The Stroh Center might make a nice front porch, but the rest of the University is crumbling

The Rec center can’t afford to hand out towels any longer. The Union can’t afford to keep the food court open on the weekends. Yet the University is moving ahead with plans to construct a $36 million basketball arena. Talk about mixed messages.

There is no doubt that Anderson Arena is dated, but let’s ask the 43 University staff members, who were informed over winter break that their contracts may or may not be renewed, if now is a good time for the University to build the Stroh Center.

Better yet, let’s ask the students if now is a good time to build an arena. After all, the students are the ones who will pay the bulk of the bill.

The Athletic Department was able to put together $14 million from donors, a large part Kermit Stroh’s generous $8 million donation. But Athletics plans on paying the ramaining $22 million with a $50 fee that will be tagged on to students’ tuition as a facilities fee. With nearly 20,000 students at the University, the fee will generate nearly $1 million each semester.

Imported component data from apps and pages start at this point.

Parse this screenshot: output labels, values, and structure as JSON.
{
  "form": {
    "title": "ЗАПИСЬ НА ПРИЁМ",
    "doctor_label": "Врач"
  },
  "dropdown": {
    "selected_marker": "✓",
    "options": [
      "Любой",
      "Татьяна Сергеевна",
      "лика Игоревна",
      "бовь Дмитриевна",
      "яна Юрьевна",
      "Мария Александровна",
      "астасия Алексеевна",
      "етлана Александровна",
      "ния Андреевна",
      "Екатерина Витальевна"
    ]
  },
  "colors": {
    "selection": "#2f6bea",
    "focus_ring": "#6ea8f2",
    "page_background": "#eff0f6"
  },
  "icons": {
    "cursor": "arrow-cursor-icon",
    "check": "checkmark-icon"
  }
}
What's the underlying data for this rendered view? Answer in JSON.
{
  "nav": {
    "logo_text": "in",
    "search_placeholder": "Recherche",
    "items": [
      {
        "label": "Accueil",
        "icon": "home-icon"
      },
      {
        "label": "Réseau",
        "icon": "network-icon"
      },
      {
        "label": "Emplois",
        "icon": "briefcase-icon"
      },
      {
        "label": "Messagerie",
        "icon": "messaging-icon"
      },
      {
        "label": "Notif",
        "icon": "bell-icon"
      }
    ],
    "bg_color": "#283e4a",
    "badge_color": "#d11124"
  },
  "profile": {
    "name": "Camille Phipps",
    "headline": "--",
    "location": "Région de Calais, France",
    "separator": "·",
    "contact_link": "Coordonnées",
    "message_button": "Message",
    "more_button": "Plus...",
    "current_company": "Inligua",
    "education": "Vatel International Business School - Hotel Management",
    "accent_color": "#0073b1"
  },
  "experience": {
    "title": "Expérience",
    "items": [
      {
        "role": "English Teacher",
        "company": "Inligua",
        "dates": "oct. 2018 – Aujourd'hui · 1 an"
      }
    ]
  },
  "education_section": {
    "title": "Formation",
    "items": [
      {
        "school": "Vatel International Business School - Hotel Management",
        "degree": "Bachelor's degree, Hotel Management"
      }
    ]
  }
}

To be fair, the project was conceived and the fundraising was started well before the current budget crisis developed and the economy tanked. But we’re going to be adding an extra $100 a year to each student’s cost to attend the University at a time when access to credit and parent resources are drying up.

Oh, what we could do with $1 million. Especially now.

Undergraduate Student Government President John Waynick likes to compare the $50 fee to the one students find on their tuition now, which is paying off the construction cost of the Union.

But can the Union really be compared to the Stroh Center? Thousands of students use the Union’s computers, printers, dining services, Starbucks, theater, bookstore, post office and meeting rooms every single day. Only a handful of students – mostly athletes – will be utilizing the Stroh Center every day.

While the new basketball arena would definitely be a nice asset for the University, now is not the time.

Athletic Director Greg Christopher says the new arena will attract students, that it will be the new “front porch” of the University. But what good is a shining front porch if the rest of the house is a mess with a crumbling academic infrastructure and is in dire need of upgrades.

So the challenge to the University is clear. Though circumstances may force us to proceed with the project, it’s sending mixed messages – some would say the wrong message – to the public and the students of the University. The University must redouble its efforts to acknowledge this by significantly investing in the academic and student services side of this University.

Let’s take care of our student’s first.